Component data from apps and pages

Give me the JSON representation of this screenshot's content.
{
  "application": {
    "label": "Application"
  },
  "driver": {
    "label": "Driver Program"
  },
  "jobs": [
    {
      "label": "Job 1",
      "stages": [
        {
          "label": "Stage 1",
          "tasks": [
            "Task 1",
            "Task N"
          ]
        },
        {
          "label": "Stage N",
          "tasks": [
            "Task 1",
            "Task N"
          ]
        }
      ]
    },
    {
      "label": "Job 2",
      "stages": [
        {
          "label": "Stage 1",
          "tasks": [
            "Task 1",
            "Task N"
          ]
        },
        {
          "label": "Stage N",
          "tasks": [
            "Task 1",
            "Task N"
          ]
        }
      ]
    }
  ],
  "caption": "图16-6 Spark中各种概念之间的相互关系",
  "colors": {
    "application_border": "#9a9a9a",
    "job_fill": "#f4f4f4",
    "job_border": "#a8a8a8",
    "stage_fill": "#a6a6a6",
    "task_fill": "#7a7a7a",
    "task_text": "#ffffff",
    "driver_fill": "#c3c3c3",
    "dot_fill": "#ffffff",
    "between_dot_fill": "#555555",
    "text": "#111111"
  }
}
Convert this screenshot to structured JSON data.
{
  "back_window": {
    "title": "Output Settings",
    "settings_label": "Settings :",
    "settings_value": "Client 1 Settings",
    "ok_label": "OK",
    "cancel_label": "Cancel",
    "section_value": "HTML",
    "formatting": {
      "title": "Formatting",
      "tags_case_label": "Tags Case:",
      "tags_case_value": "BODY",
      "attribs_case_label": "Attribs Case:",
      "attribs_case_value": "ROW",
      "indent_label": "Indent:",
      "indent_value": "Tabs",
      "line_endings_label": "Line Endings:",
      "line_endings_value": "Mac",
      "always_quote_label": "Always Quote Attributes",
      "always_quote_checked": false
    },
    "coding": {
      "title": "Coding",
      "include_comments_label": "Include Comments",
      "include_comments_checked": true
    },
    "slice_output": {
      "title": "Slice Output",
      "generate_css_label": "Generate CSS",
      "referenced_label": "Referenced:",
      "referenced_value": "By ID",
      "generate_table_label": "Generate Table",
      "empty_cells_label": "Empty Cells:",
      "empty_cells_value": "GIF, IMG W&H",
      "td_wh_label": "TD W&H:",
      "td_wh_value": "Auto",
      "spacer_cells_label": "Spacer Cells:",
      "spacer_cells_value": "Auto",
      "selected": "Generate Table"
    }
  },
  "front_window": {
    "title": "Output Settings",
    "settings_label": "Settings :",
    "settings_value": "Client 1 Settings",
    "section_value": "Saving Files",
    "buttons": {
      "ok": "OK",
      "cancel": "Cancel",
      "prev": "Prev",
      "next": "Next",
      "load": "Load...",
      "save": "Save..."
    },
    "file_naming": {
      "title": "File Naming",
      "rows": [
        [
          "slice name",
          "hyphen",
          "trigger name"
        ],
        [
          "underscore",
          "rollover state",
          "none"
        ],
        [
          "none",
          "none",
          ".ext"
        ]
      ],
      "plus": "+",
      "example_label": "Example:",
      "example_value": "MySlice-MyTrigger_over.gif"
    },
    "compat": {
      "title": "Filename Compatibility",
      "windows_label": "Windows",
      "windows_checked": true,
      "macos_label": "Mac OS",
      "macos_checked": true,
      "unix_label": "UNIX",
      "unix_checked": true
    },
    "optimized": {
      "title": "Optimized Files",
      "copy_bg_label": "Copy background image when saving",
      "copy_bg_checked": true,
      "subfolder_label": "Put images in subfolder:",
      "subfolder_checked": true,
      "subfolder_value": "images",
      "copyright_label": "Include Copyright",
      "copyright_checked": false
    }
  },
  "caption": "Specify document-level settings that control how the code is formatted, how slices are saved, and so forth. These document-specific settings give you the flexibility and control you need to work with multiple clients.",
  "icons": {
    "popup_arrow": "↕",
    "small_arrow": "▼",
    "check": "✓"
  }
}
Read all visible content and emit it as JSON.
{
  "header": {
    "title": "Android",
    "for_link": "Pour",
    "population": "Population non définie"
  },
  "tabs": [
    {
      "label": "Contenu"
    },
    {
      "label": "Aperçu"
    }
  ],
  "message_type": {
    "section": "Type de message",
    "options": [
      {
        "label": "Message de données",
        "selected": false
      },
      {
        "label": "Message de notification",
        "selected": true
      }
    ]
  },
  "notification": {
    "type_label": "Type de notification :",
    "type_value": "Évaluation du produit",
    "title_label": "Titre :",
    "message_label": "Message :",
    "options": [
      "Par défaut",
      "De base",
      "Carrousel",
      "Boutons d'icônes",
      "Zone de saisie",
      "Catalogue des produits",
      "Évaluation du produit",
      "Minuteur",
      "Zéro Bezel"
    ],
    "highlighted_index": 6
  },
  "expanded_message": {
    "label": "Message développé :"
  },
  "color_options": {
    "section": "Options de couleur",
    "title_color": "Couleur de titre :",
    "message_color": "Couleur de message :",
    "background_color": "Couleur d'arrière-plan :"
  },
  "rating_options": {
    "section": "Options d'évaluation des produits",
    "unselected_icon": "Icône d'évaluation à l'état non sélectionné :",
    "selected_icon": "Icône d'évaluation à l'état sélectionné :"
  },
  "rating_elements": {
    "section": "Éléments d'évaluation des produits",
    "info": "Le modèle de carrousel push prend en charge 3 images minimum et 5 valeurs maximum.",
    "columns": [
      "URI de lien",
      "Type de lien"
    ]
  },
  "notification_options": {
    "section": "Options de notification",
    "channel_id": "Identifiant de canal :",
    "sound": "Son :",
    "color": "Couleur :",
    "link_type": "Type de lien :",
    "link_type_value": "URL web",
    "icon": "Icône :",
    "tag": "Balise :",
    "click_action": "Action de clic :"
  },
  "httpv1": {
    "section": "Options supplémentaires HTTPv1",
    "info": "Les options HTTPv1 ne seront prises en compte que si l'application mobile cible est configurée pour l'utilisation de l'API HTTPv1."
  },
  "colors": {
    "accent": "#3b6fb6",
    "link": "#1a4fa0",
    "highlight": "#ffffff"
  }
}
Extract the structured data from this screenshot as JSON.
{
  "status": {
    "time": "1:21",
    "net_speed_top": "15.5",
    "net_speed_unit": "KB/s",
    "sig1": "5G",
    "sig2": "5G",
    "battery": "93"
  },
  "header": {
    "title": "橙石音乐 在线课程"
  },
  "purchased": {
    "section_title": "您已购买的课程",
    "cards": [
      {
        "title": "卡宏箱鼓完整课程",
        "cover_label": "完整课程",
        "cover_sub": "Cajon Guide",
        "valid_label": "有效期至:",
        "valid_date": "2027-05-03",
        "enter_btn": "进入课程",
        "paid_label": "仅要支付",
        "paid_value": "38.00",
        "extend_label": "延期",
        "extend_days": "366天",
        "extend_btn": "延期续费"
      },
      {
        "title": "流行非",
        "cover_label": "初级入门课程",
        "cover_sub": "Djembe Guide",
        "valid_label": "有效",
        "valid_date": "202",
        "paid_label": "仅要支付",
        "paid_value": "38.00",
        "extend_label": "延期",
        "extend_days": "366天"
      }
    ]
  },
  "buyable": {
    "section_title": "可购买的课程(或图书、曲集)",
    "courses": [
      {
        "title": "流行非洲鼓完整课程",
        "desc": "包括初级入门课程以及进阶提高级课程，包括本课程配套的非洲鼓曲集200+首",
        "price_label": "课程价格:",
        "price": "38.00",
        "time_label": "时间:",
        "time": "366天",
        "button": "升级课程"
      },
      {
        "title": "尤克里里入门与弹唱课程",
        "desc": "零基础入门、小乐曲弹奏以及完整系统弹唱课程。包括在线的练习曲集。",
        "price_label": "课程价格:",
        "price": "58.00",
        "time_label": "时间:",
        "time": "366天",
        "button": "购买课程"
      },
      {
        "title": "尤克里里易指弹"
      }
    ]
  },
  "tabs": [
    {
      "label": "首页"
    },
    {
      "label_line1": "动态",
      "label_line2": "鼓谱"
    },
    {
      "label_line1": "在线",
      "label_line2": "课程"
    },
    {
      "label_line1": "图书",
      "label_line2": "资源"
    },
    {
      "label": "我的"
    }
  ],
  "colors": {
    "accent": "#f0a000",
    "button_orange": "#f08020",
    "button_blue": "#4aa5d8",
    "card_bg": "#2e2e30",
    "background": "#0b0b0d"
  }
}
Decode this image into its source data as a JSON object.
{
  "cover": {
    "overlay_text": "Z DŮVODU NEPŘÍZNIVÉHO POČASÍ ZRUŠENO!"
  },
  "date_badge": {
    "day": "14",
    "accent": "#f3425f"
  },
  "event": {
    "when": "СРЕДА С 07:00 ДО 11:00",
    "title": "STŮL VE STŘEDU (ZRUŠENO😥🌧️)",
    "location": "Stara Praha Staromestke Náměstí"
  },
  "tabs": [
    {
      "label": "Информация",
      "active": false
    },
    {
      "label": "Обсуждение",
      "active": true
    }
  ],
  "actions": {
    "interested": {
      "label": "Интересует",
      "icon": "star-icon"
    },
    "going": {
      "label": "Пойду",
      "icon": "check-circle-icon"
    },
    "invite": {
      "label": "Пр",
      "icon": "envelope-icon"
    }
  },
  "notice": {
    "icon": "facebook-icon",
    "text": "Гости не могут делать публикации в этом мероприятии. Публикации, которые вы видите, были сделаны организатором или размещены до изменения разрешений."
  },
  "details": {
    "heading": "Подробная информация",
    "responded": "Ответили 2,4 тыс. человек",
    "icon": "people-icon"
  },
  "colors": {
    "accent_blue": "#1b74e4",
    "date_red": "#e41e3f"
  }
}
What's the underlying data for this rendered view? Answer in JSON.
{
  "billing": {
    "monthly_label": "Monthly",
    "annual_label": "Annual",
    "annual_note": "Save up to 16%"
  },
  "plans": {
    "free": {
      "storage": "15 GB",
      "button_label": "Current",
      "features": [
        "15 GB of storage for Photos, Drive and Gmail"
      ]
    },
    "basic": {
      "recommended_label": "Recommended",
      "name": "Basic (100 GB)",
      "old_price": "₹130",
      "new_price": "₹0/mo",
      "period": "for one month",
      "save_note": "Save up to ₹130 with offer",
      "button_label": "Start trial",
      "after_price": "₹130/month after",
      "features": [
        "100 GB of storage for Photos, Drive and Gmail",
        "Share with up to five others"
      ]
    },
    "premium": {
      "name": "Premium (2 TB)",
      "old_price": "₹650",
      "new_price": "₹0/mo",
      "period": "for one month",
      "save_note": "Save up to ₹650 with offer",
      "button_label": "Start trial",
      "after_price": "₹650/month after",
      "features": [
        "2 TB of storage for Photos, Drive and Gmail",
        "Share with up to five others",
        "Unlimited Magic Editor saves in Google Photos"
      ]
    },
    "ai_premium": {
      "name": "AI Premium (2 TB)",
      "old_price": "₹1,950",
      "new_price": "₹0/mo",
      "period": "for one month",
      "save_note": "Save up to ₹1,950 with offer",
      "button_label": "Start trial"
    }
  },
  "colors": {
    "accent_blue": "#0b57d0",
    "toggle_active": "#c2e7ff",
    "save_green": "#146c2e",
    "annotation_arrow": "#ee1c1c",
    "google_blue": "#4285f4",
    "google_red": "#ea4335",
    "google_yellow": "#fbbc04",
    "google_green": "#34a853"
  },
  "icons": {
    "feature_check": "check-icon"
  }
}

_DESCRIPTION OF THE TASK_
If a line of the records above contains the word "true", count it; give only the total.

_WRITTEN RESPONSE_
8